--- Problem description ---
Filter the data below, keeping only lines that contain "через".

[Website and app data records]
"""

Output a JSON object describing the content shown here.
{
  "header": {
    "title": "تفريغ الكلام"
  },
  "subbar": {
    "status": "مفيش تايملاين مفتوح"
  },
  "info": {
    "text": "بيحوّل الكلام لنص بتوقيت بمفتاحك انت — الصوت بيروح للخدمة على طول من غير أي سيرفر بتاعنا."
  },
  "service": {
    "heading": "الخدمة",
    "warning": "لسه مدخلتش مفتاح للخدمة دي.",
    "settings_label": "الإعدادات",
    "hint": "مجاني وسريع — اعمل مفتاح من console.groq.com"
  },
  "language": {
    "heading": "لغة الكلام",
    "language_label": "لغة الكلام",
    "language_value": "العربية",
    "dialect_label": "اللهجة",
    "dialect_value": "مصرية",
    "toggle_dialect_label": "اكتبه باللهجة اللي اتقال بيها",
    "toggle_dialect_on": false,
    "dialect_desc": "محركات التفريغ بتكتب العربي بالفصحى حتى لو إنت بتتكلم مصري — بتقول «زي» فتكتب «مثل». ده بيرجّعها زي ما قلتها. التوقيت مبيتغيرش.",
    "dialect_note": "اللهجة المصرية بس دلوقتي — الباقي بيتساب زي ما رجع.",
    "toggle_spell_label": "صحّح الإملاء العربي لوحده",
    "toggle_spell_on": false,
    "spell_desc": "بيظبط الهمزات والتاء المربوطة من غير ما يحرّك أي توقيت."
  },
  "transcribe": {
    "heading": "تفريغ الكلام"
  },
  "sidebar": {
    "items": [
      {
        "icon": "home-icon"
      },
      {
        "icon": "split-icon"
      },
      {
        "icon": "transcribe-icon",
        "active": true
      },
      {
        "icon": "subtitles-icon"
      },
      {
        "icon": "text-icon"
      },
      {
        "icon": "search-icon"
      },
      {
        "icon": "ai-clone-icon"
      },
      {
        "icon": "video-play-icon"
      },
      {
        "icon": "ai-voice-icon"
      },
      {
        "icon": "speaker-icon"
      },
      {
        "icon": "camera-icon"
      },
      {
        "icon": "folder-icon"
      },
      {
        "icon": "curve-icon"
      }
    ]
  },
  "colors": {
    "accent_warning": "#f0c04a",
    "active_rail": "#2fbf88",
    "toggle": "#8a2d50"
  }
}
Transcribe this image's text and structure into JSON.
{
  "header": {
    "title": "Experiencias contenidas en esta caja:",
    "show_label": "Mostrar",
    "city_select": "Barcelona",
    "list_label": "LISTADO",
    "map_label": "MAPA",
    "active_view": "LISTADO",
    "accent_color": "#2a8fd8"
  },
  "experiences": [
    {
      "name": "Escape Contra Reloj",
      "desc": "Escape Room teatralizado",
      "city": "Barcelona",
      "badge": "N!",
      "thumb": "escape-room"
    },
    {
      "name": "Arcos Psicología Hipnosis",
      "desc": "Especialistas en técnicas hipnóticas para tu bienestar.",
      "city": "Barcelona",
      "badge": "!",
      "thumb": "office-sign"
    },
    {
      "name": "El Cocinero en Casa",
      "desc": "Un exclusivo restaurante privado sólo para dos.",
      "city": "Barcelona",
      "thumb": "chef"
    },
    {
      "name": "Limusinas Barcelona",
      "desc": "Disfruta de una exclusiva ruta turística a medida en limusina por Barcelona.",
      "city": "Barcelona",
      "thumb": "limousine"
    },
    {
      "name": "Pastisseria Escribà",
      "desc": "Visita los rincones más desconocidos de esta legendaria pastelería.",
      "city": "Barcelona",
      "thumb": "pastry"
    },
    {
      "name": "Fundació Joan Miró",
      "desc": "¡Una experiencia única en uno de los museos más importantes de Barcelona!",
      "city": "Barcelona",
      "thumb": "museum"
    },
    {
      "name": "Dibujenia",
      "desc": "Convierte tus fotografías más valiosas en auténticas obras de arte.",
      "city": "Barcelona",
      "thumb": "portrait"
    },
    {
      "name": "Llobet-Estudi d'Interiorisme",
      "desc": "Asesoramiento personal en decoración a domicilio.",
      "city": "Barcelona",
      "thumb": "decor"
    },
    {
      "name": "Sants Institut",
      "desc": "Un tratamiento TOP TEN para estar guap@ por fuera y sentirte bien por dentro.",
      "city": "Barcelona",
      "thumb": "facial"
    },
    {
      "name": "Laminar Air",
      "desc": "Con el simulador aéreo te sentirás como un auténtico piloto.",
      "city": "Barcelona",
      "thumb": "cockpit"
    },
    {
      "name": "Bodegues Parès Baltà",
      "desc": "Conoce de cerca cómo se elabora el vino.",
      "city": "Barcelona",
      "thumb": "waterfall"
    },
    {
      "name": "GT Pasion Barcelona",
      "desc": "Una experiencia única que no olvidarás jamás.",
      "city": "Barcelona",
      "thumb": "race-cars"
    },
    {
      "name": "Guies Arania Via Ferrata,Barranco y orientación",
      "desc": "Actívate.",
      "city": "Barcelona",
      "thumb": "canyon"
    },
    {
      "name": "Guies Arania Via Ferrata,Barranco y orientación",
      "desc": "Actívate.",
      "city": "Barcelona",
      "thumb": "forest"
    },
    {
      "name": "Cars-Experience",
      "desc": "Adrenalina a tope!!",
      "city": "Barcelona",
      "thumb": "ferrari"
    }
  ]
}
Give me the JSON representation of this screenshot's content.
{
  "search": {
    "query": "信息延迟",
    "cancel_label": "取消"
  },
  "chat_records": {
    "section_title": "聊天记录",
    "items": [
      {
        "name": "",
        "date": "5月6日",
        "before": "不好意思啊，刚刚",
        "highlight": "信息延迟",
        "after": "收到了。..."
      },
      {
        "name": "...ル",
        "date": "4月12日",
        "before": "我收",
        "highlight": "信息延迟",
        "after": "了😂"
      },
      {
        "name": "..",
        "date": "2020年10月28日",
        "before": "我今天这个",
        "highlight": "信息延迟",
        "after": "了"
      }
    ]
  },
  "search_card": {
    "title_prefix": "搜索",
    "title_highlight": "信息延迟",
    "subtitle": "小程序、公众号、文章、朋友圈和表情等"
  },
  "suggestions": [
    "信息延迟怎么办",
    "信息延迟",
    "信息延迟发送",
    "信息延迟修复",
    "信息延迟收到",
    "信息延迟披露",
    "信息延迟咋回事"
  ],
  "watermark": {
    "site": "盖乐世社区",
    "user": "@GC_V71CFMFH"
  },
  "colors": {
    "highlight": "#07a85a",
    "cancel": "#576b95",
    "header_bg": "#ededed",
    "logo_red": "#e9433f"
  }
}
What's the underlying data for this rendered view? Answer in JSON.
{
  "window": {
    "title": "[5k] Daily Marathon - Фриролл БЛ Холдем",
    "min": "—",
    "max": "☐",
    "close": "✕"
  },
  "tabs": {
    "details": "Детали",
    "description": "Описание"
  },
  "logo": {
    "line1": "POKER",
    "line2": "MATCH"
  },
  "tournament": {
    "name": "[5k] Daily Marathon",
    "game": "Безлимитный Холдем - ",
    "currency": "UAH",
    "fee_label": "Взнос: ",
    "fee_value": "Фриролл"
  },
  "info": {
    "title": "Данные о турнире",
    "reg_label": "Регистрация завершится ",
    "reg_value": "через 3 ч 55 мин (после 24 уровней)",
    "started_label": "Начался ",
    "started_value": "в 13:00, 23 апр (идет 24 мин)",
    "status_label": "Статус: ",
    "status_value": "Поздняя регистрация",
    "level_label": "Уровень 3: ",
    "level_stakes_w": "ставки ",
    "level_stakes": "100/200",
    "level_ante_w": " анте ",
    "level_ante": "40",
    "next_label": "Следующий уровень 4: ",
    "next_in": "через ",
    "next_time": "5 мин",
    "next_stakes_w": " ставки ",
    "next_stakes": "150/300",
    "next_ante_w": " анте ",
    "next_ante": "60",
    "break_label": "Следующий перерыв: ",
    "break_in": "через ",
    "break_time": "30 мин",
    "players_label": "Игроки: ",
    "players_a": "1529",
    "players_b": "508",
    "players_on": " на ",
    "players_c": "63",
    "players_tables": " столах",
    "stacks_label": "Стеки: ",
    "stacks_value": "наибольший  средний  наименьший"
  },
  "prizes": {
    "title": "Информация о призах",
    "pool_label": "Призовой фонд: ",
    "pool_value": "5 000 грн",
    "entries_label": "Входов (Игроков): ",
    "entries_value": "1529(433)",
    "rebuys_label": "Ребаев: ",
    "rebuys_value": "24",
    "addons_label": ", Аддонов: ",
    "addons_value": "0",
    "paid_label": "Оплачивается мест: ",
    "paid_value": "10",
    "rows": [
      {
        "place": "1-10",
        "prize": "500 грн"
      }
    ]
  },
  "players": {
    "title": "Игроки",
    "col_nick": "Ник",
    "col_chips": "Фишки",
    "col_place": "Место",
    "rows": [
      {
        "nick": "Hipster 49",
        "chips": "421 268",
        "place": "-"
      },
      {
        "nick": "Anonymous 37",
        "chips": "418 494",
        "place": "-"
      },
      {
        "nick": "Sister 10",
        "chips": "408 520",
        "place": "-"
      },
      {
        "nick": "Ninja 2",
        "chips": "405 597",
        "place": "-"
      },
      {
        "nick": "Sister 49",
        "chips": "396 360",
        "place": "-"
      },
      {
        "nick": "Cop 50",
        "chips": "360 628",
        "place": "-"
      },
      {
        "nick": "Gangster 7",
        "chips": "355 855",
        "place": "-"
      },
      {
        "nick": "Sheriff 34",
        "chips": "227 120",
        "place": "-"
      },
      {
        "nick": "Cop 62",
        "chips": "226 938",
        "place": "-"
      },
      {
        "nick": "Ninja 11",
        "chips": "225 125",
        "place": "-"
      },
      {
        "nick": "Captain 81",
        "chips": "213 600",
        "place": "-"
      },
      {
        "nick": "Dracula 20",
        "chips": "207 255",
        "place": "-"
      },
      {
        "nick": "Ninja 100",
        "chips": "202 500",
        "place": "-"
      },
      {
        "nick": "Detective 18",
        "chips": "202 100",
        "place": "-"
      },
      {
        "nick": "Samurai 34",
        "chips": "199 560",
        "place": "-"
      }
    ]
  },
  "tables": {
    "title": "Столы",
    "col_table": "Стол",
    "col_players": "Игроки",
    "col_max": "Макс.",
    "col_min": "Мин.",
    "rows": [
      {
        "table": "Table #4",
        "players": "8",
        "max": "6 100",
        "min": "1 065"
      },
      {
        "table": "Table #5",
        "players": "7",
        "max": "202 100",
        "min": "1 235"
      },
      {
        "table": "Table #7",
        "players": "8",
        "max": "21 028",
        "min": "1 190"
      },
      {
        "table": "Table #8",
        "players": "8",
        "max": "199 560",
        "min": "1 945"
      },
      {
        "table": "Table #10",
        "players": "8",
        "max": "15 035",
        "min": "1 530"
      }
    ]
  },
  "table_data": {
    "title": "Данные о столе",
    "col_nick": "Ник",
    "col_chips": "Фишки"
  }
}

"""

--- Answer ---
    "reg_value": "через 3 ч 55 мин (после 24 уровней)",
    "next_in": "через ",
    "break_in": "через ",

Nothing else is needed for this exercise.